_The task_:
Considering every line below, count those with the word "icon" and give only the result.

Data entries
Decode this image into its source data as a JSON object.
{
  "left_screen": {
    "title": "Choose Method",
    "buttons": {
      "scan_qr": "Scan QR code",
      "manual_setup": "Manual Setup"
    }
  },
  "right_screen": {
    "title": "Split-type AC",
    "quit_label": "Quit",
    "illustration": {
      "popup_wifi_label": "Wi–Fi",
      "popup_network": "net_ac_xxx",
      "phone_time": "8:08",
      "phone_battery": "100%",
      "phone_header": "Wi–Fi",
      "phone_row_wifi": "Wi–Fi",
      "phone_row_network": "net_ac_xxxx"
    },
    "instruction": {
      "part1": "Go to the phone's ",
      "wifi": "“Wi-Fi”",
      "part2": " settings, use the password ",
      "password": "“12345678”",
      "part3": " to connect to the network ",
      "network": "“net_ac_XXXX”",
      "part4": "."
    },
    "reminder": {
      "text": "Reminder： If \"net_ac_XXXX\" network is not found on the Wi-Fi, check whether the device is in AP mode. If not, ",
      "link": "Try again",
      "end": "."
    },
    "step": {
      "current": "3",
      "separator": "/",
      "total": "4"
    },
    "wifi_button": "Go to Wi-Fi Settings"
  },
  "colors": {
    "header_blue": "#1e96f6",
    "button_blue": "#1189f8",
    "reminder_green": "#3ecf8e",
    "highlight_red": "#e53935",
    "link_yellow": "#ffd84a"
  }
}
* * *
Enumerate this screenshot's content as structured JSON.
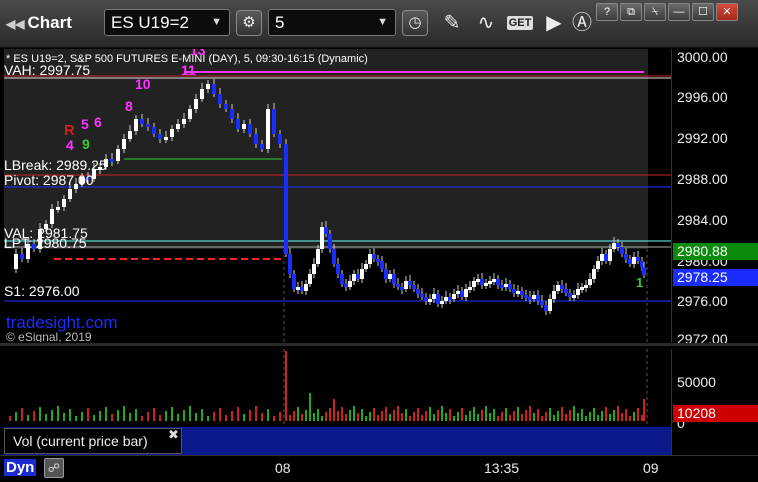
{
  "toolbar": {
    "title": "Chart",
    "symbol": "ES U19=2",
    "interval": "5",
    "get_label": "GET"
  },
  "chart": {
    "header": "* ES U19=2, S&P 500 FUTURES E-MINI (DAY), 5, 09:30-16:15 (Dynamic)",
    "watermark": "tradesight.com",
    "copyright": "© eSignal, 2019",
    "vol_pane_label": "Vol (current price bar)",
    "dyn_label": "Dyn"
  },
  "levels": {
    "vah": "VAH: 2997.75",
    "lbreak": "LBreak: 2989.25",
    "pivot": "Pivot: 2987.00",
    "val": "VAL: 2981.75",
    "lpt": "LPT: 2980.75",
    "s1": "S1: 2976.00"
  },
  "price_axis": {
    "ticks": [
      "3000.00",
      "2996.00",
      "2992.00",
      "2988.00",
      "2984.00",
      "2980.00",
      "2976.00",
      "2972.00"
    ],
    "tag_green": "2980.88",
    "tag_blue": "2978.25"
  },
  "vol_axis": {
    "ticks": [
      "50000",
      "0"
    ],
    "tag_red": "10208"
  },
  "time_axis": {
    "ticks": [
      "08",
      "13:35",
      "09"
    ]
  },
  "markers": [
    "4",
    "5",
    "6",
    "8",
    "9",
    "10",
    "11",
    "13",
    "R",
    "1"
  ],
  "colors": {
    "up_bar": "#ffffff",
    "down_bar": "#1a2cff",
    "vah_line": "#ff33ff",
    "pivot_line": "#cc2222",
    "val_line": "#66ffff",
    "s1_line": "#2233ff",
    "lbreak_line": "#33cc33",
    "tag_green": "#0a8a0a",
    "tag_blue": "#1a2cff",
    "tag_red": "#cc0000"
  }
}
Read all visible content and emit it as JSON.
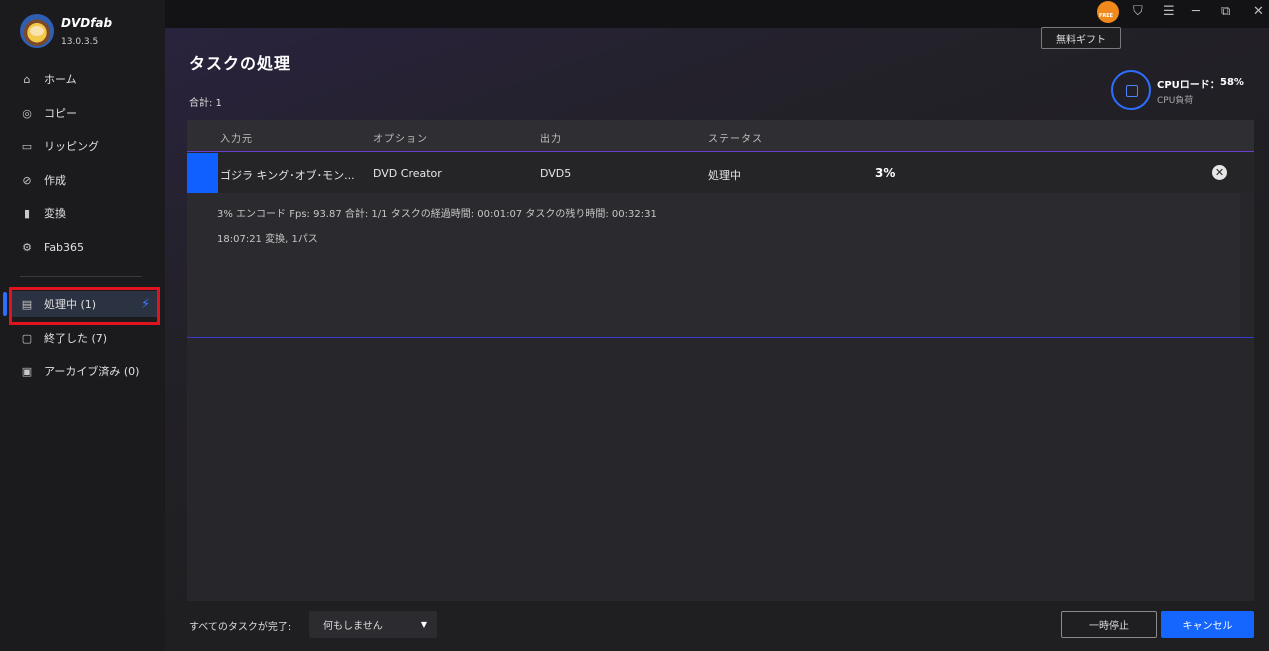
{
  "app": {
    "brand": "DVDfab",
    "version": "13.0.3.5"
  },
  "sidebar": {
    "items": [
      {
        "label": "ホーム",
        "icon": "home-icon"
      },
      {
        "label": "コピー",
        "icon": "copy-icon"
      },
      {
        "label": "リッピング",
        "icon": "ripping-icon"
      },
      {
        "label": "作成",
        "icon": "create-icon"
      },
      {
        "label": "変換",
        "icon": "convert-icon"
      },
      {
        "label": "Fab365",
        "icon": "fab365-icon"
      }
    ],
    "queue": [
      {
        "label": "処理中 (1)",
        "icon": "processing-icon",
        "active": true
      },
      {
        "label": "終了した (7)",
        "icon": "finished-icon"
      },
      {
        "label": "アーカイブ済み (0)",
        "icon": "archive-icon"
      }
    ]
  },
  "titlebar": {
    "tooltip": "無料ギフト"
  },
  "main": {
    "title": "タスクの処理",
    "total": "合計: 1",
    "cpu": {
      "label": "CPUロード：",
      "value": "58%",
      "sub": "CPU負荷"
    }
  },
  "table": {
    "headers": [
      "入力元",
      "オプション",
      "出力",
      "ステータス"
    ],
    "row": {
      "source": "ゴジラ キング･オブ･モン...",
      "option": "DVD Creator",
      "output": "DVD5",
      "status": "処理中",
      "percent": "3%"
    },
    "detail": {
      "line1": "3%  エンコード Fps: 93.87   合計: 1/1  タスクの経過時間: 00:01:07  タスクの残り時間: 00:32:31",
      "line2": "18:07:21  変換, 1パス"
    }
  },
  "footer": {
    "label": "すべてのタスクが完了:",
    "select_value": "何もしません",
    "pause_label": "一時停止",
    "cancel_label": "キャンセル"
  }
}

_Written answer_:
9